Let’s Talk About Those Eyes
The eyes of a walleye are something special, and many people know them simply because of these very interesting eyes.
Walleye eyes feature a prominent reflective layer of pigment called the tapetum lucidum. The tapetum lucidum is not unique among animals, and many animals have them, like tuna, other species of fish, and land mammals like cows and deer.
This reflective pigment layer reflects light in low-light conditions like after dusk, stained water conditions, or when in deep water. It allows them to see well and feed in these conditions where other species would struggle.
The disadvantage of having eyes like this is that they are very sensitive to mid-day sunlight, and while anglers can catch walleye throughout the day, you will struggle to find them in shallow water on a sunny day.
Walleye have a bright golden yellow coloration, but the coloration of a walleye can vary by region or from one body of water to the next, and in some areas, walleye can appear very light and pale in coloration or much darker in others, and some can have an almost olive green appearance.
Top Tip: Walleye have a very distinct white spot on the tip of the lower tail fork, and this spot is a great way to distinguish them from other fish.
Walleye have a cousin that lives beside them in some regions, and this fish is the sauger. There are many ways to tell the sauger apart from a walleye, and we have an article on Finns Fishing tips on the topic, which you can find here!
The walleye has a pretty broad range. While many anglers think they are localized to lower Canada and the Midwest, they can be found as far north as the Arctic circle and in some bodies of water as far south Alabama, including tributaries that lead into the Gulf of Mexico.
Walleye can be found in a wide variety of habitats such as various types of lakes, flowages, and reservoirs, along with rivers that are typically moderate and large in size.
They can also be found in shallower lakes if a sufficient amount of turbidity is present, like lakes with inlets and outlets. They may even be found in brackish water, where freshwater and saltwater meet in very rare cases.
Walleye can be caught in a variety of ways, but the most popular lures to use are jigs with artificial or live bait and crankbaits.
Catching walleye by trolling is very popular and is typically done on large lakes with a large amount of area to cover.
Author Note: During the spring, fishing can be very action-packed, particularly when the walleyes in rivers head upstream to spawn.
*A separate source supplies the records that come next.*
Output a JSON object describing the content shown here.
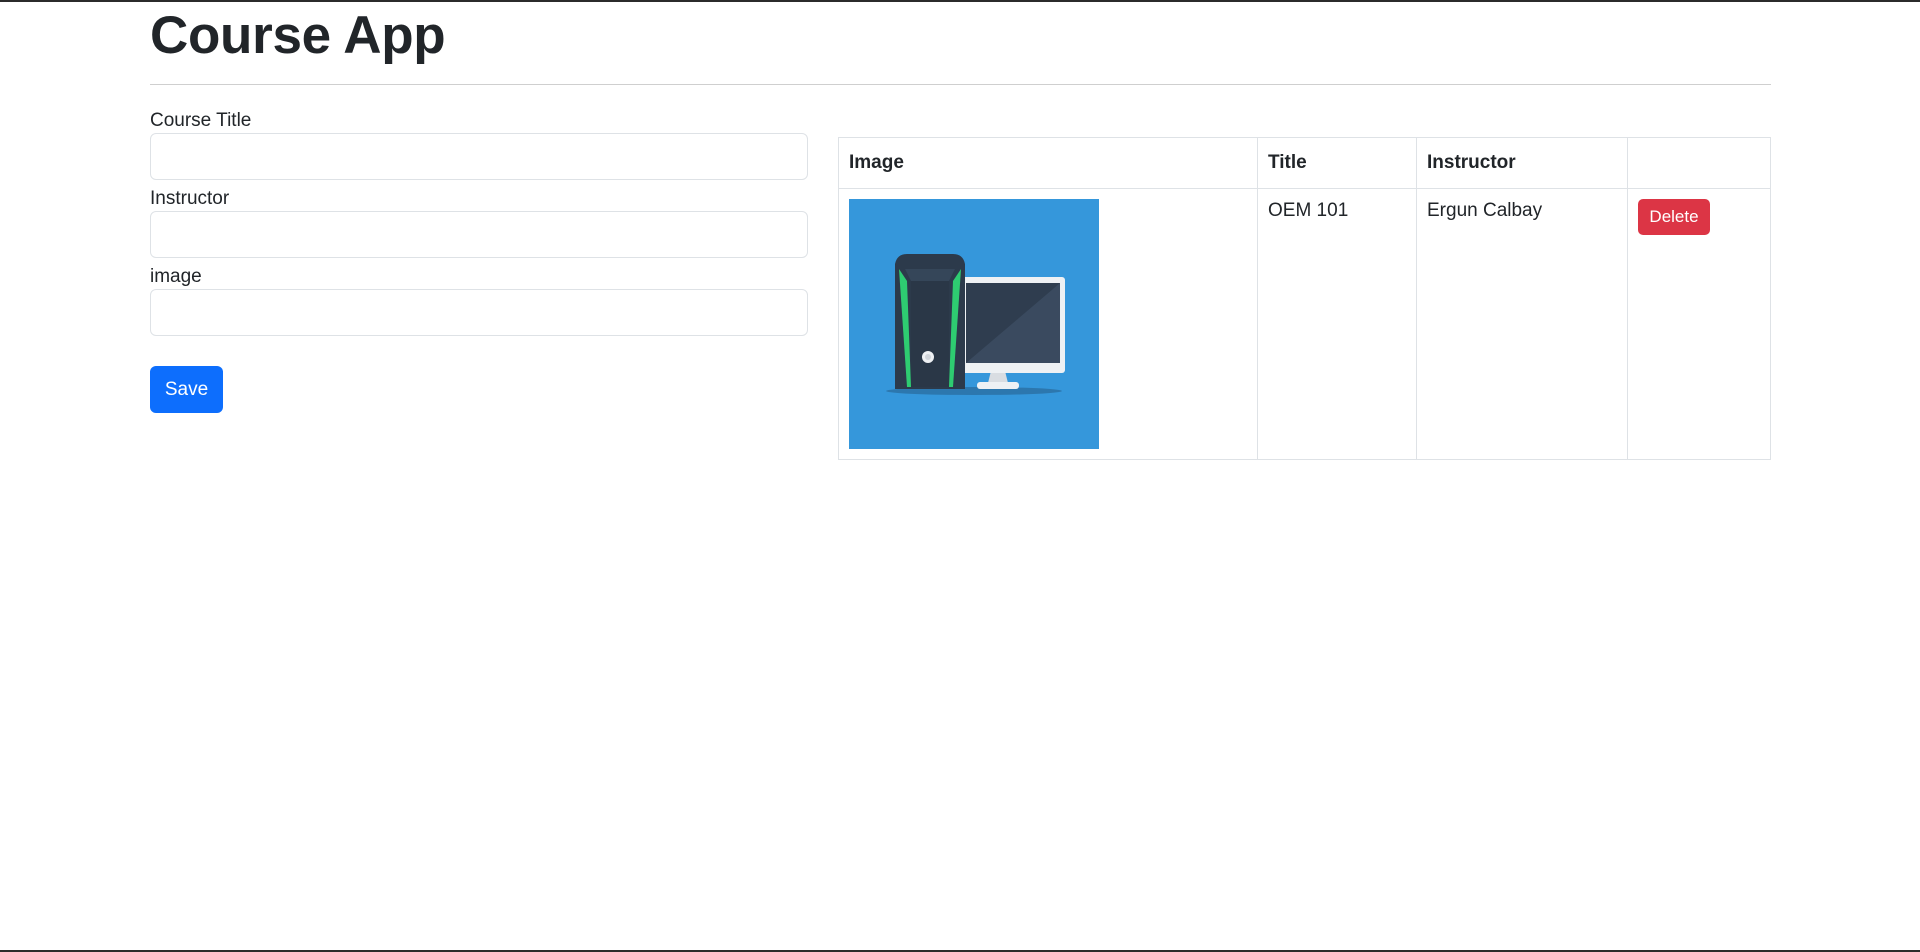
{
  "app": {
    "title": "Course App"
  },
  "form": {
    "fields": [
      {
        "label": "Course Title",
        "value": "",
        "placeholder": ""
      },
      {
        "label": "Instructor",
        "value": "",
        "placeholder": ""
      },
      {
        "label": "image",
        "value": "",
        "placeholder": ""
      }
    ],
    "save_label": "Save"
  },
  "table": {
    "headers": [
      "Image",
      "Title",
      "Instructor",
      ""
    ],
    "rows": [
      {
        "image_icon": "desktop-computer-icon",
        "title": "OEM 101",
        "instructor": "Ergun Calbay",
        "delete_label": "Delete"
      }
    ]
  },
  "colors": {
    "primary": "#0d6efd",
    "danger": "#dc3545",
    "text": "#212529",
    "border": "#dee2e6",
    "image_bg": "#3597db"
  }
}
This means that huge numbers of fish are confined to the narrow stretches of a river, and anglers take advantage of it.
- The Walleye sees the world around it in shades of red and green, and this is due to a lack of blue and yellow pigments in the tapetum lucidum of its’ eye.
- Like most predatory fish, the Walleye has a lateral line that runs the length of its body, and this lateral line helps it detect even the subtlest of vibrations in the water, which aid in hunting prey.
- The walleye has thousands of taste buds located on their lips, with conical-shaped teeth, and while they are sharp enough to puncture your skin and cause harm, they are not nearly as razor-sharp as the dagger-like teeth found on pike and muskies.
- Walleye typically feed during sunset, after-dark, or sunrise and travel some serious distances in search of food, up to 50 miles in a single night!
- Juvenile walleyes typically spend their lives in the deepest parts of a lake to avoid predators. It isn’t until they reach sexual maturity at the age of 3 for males and 5 for females that they migrate to shallower environments.
- A walleye can reach 20 years of age, and female walleyes will typically outlive the males.
- Walleye can reach pretty large sizes, and although it’s very rare to see one, walleye can grow to 31 inches in length and weigh up to 20 pounds.
- The walleye has a cousin in Europe called the zander, and they look very similar, except for the zander lacking the eyes of a North American Walleye. The zander also grows to a much larger size on average.
There you have it, the life of a baby walleye and all you could ever want to know about the species.
They are an awesome fish to pursue on the water and are a very interesting fish.